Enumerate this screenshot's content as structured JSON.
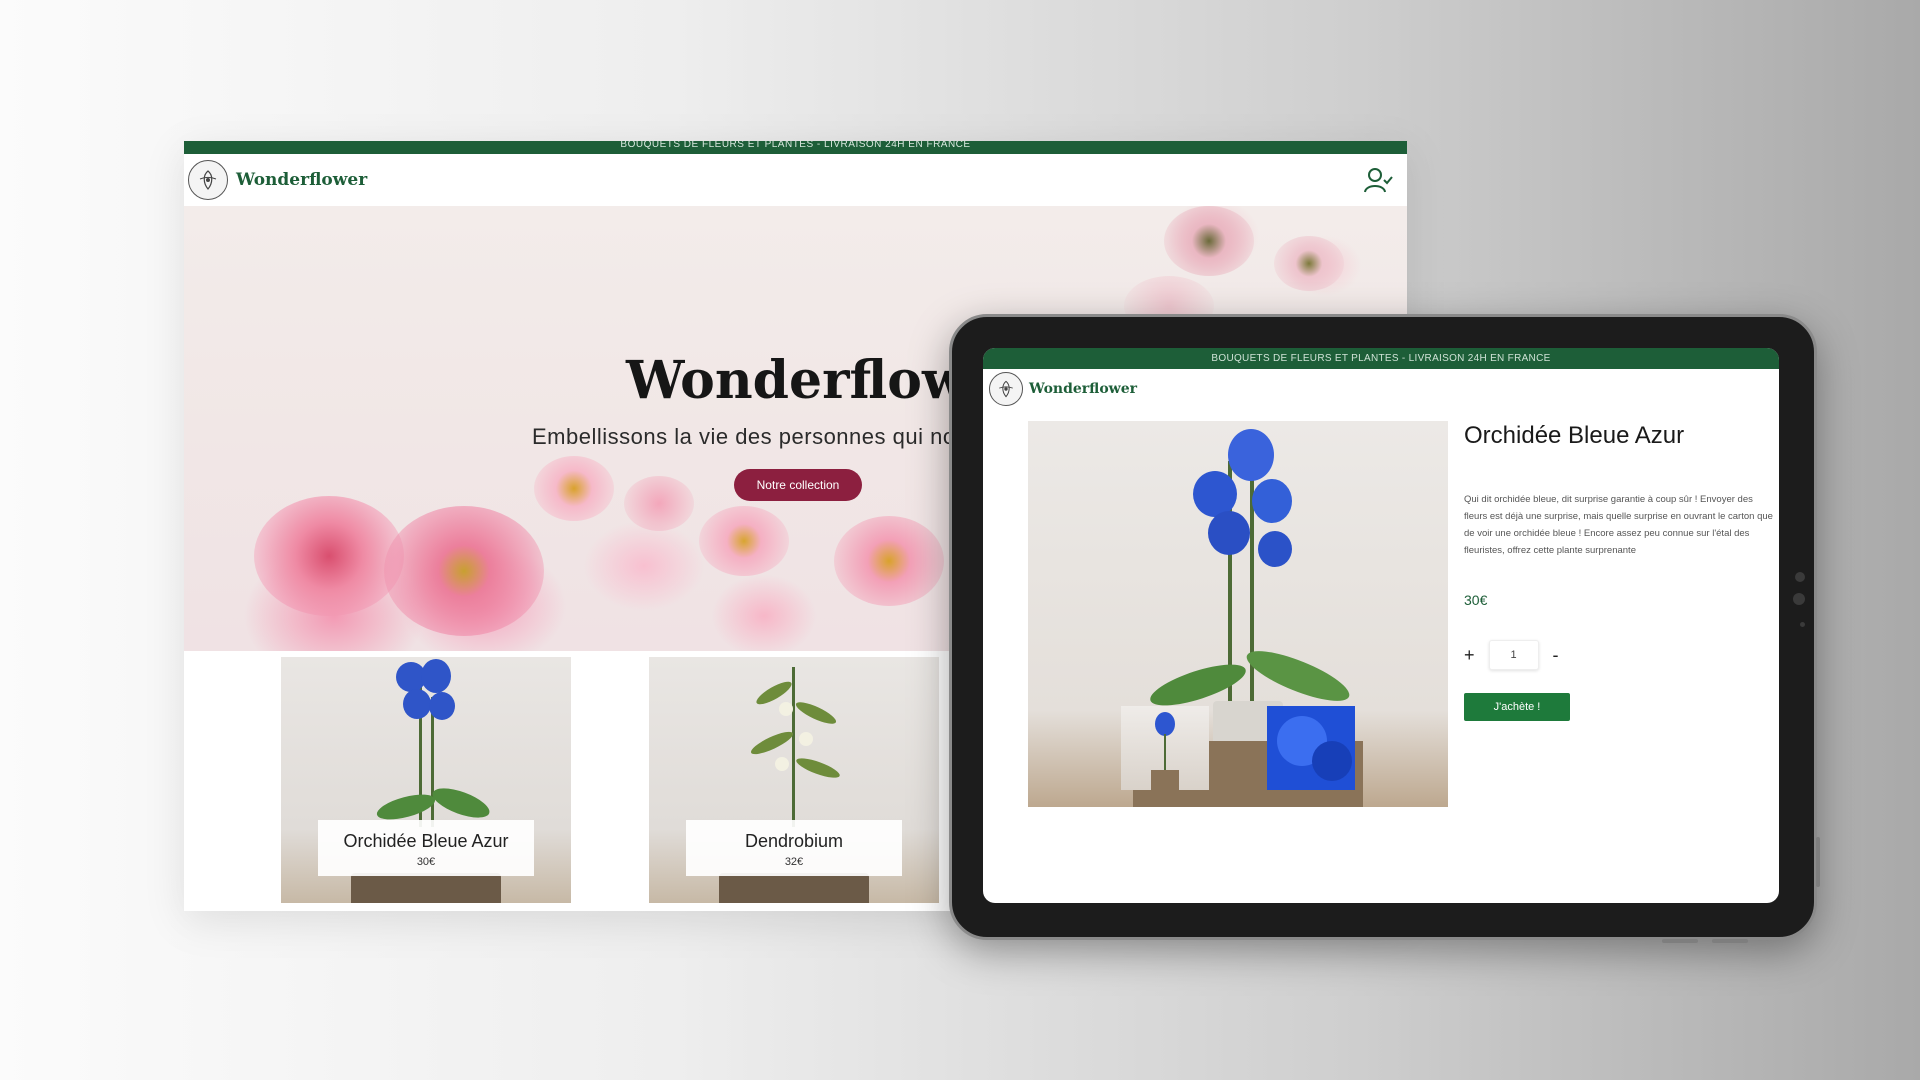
{
  "desktop": {
    "topbar_text": "BOUQUETS DE FLEURS ET PLANTES - LIVRAISON 24H EN FRANCE",
    "brand": "Wonderflower",
    "hero": {
      "title": "Wonderflower",
      "subtitle": "Embellissons la vie des personnes qui nous",
      "cta": "Notre collection"
    },
    "products": [
      {
        "name": "Orchidée Bleue Azur",
        "price": "30€"
      },
      {
        "name": "Dendrobium",
        "price": "32€"
      }
    ]
  },
  "tablet": {
    "topbar_text": "BOUQUETS DE FLEURS ET PLANTES - LIVRAISON 24H EN FRANCE",
    "brand": "Wonderflower",
    "product": {
      "title": "Orchidée Bleue Azur",
      "description": "Qui dit orchidée bleue, dit surprise garantie à coup sûr ! Envoyer des fleurs est déjà une surprise, mais quelle surprise en ouvrant le carton que de voir une orchidée bleue ! Encore assez peu connue sur l'étal des fleuristes, offrez cette plante surprenante",
      "price": "30€",
      "quantity": "1",
      "plus": "+",
      "minus": "-",
      "buy": "J'achète !"
    }
  },
  "colors": {
    "brand_green": "#1d5e38",
    "cta_burgundy": "#8c1f3f",
    "buy_green": "#1e7a3b"
  }
}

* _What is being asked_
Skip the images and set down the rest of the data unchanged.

* _Problem solution_
Enumerate this screenshot's content as structured JSON.
{
  "desktop": {
    "topbar_text": "BOUQUETS DE FLEURS ET PLANTES - LIVRAISON 24H EN FRANCE",
    "brand": "Wonderflower",
    "hero": {
      "title": "Wonderflower",
      "subtitle": "Embellissons la vie des personnes qui nous",
      "cta": "Notre collection"
    },
    "products": [
      {
        "name": "Orchidée Bleue Azur",
        "price": "30€"
      },
      {
        "name": "Dendrobium",
        "price": "32€"
      }
    ]
  },
  "tablet": {
    "topbar_text": "BOUQUETS DE FLEURS ET PLANTES - LIVRAISON 24H EN FRANCE",
    "brand": "Wonderflower",
    "product": {
      "title": "Orchidée Bleue Azur",
      "description": "Qui dit orchidée bleue, dit surprise garantie à coup sûr ! Envoyer des fleurs est déjà une surprise, mais quelle surprise en ouvrant le carton que de voir une orchidée bleue ! Encore assez peu connue sur l'étal des fleuristes, offrez cette plante surprenante",
      "price": "30€",
      "quantity": "1",
      "plus": "+",
      "minus": "-",
      "buy": "J'achète !"
    }
  },
  "colors": {
    "brand_green": "#1d5e38",
    "cta_burgundy": "#8c1f3f",
    "buy_green": "#1e7a3b"
  }
}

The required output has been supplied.